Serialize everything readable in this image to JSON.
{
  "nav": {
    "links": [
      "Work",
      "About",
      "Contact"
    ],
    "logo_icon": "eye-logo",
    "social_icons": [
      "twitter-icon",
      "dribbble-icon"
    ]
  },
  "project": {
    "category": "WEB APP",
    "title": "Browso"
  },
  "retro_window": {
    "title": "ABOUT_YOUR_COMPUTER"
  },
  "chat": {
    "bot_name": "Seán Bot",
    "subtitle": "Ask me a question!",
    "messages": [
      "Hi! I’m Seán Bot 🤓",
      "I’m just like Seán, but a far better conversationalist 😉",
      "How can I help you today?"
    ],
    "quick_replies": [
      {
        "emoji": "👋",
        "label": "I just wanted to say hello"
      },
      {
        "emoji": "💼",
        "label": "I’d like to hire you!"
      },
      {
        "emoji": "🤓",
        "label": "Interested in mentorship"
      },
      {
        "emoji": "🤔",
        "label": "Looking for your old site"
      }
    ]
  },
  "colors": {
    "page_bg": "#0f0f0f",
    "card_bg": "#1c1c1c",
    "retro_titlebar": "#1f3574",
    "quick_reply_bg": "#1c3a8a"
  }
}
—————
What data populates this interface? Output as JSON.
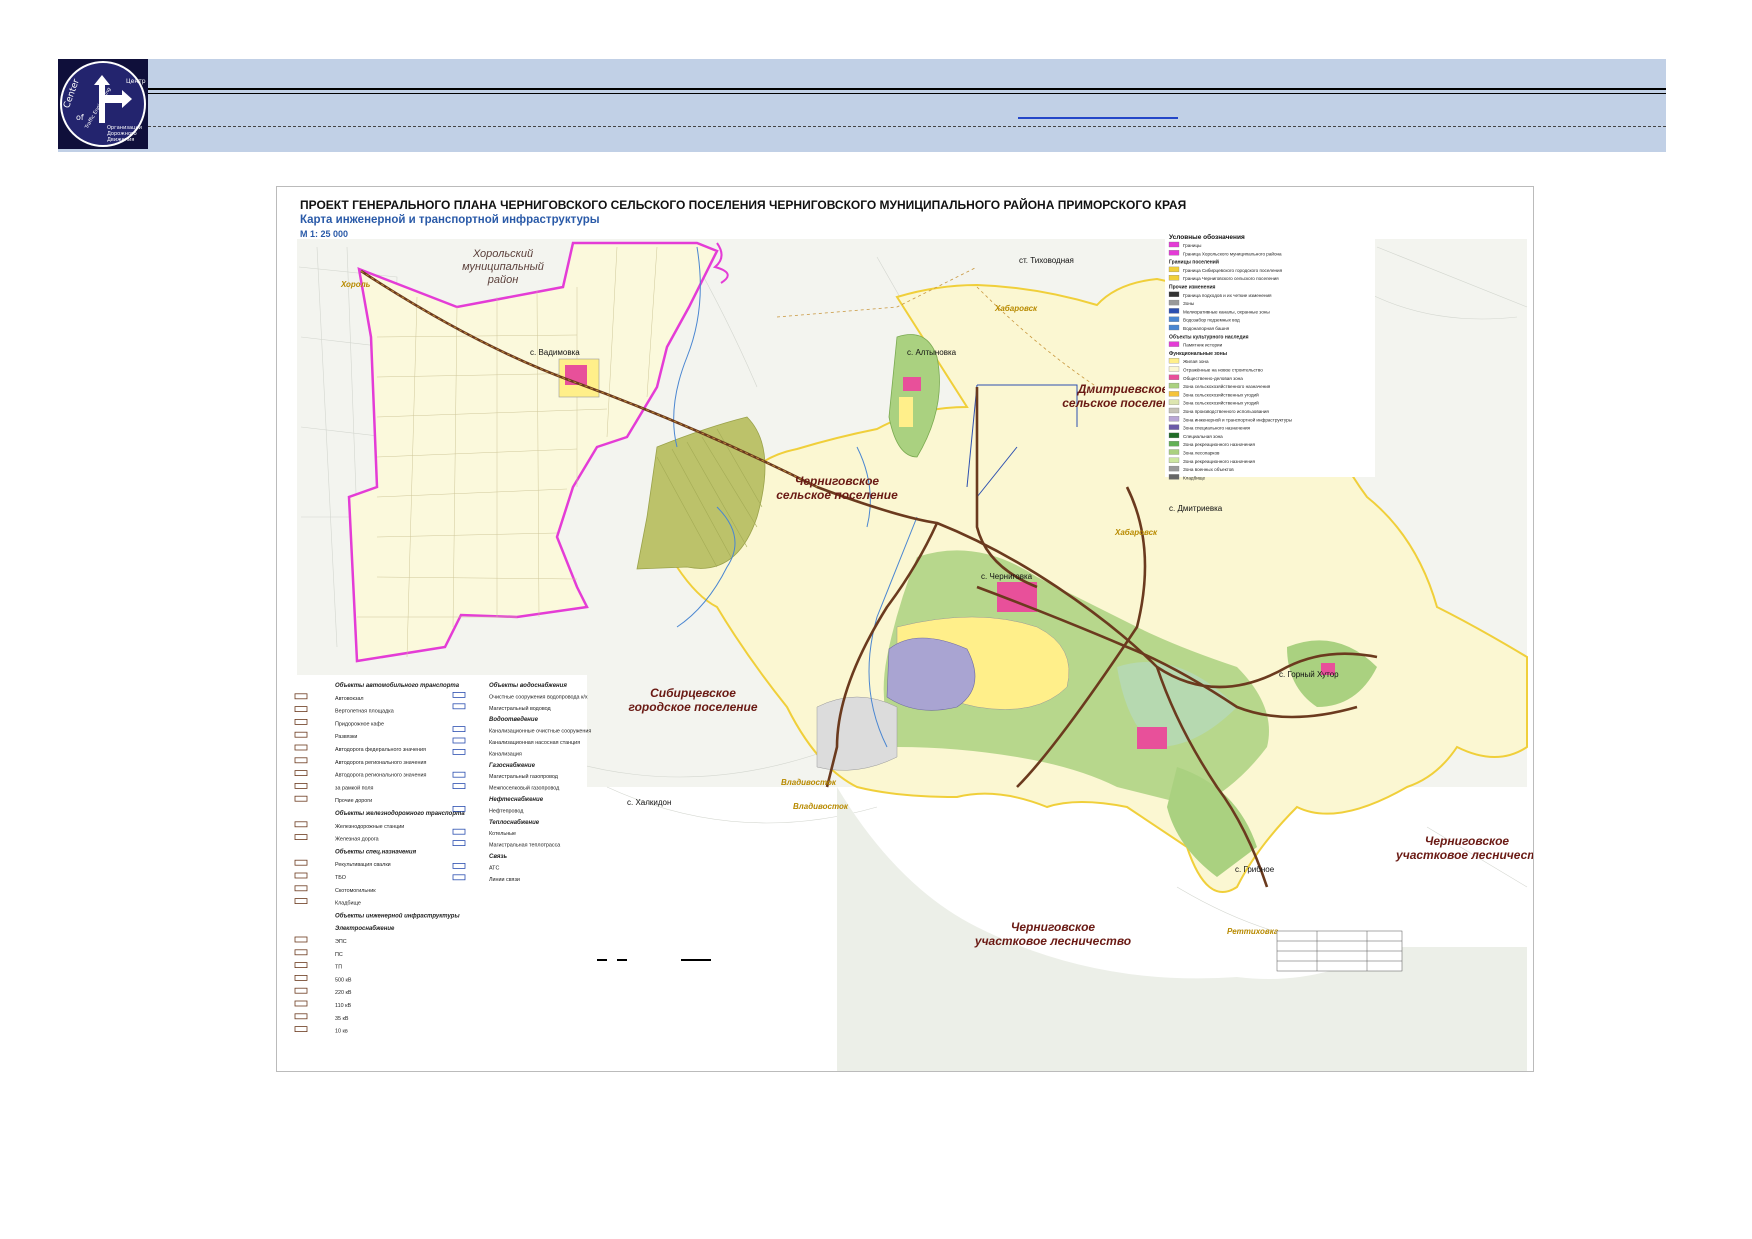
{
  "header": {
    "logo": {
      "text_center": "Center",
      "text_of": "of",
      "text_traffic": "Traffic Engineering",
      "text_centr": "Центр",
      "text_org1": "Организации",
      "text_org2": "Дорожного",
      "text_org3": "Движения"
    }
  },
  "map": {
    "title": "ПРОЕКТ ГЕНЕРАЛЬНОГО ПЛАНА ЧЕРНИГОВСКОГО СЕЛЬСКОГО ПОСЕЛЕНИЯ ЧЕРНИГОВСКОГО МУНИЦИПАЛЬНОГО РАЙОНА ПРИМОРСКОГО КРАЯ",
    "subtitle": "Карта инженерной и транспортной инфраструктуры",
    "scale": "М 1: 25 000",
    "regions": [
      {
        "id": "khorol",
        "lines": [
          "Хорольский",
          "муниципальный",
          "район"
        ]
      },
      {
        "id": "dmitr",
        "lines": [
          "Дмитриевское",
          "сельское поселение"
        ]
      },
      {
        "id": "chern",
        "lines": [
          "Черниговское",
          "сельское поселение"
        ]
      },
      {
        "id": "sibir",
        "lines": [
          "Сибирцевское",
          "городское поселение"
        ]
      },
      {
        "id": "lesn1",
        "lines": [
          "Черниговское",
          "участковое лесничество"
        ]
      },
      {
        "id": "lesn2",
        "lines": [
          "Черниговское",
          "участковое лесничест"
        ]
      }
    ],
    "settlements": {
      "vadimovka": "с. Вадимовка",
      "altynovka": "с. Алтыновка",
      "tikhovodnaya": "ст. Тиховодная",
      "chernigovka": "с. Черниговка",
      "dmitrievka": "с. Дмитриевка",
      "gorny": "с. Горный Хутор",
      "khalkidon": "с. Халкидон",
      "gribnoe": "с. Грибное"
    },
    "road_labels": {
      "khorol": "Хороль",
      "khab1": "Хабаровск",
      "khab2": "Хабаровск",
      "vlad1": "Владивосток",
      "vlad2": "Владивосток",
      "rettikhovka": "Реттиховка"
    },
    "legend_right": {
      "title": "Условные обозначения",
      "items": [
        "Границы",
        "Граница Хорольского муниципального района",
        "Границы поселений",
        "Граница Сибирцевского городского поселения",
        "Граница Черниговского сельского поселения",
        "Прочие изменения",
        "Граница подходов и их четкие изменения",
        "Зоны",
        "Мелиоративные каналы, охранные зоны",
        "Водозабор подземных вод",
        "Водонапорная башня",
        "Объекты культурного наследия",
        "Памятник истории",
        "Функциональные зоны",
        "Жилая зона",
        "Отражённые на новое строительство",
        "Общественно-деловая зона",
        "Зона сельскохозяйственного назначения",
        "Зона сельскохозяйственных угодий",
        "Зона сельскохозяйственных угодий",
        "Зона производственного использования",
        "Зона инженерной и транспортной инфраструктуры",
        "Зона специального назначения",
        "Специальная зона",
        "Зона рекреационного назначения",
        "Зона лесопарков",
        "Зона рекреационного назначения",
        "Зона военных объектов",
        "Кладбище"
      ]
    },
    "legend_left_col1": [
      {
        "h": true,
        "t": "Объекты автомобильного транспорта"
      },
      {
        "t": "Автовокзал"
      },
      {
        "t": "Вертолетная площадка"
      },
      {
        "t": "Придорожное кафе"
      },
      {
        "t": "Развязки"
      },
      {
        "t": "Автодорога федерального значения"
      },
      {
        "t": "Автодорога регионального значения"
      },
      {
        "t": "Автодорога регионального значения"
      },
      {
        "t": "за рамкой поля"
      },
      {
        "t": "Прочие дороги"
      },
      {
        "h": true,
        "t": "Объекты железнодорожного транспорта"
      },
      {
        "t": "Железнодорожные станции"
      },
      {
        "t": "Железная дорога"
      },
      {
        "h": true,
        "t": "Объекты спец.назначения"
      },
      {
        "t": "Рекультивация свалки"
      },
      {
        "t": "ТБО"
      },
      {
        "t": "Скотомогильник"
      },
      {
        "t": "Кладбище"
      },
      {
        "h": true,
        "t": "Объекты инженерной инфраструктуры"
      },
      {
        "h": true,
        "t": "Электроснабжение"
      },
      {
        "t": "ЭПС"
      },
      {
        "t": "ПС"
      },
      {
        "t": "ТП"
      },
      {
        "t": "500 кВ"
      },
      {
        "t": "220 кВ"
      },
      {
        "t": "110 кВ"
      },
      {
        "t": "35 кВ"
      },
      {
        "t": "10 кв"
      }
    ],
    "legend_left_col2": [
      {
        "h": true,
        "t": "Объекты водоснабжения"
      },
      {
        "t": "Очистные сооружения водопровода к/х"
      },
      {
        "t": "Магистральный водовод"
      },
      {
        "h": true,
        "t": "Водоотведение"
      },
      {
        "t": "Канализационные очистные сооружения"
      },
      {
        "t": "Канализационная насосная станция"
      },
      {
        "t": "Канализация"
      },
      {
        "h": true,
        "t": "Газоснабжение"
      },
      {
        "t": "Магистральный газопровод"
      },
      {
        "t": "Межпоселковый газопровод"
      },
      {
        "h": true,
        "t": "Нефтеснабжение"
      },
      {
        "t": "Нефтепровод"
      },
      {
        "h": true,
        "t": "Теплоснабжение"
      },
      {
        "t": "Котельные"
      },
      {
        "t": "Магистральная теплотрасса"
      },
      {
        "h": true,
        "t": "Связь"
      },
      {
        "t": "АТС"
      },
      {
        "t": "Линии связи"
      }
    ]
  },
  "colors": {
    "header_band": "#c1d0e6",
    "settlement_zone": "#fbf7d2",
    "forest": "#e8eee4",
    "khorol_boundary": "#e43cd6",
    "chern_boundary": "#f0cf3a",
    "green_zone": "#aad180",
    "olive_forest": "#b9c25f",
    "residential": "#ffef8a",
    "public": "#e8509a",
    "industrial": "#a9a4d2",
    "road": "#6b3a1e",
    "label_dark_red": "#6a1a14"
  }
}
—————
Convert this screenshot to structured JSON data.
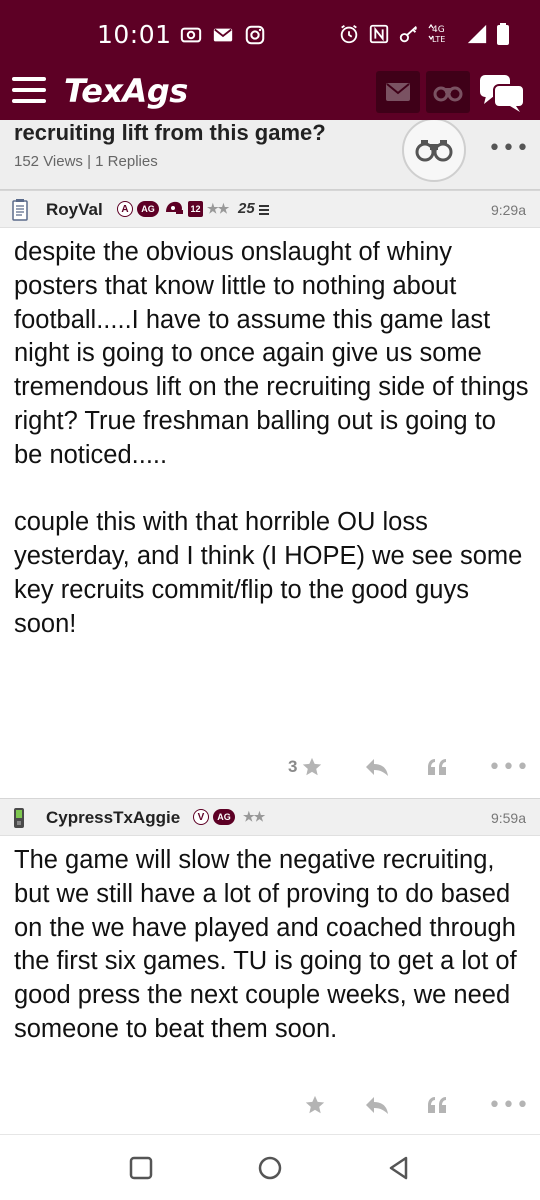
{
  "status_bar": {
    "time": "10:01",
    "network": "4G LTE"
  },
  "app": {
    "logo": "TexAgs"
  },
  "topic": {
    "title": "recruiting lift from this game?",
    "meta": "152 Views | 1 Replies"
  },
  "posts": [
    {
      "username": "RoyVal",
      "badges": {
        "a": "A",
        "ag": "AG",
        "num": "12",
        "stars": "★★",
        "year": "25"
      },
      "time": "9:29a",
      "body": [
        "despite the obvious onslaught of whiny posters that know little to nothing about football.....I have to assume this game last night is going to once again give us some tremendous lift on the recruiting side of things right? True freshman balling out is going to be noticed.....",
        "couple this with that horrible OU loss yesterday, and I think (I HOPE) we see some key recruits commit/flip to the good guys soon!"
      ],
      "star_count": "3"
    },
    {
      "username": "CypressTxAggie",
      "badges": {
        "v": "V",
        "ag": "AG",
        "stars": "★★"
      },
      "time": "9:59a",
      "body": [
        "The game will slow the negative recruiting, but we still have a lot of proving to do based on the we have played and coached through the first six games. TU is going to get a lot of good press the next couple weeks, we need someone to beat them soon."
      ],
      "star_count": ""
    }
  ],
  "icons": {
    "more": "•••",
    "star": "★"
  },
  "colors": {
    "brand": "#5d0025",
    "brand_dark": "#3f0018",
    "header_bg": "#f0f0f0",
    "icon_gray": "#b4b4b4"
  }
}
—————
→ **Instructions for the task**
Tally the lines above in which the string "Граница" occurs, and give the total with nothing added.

→ **Finished exercise**
4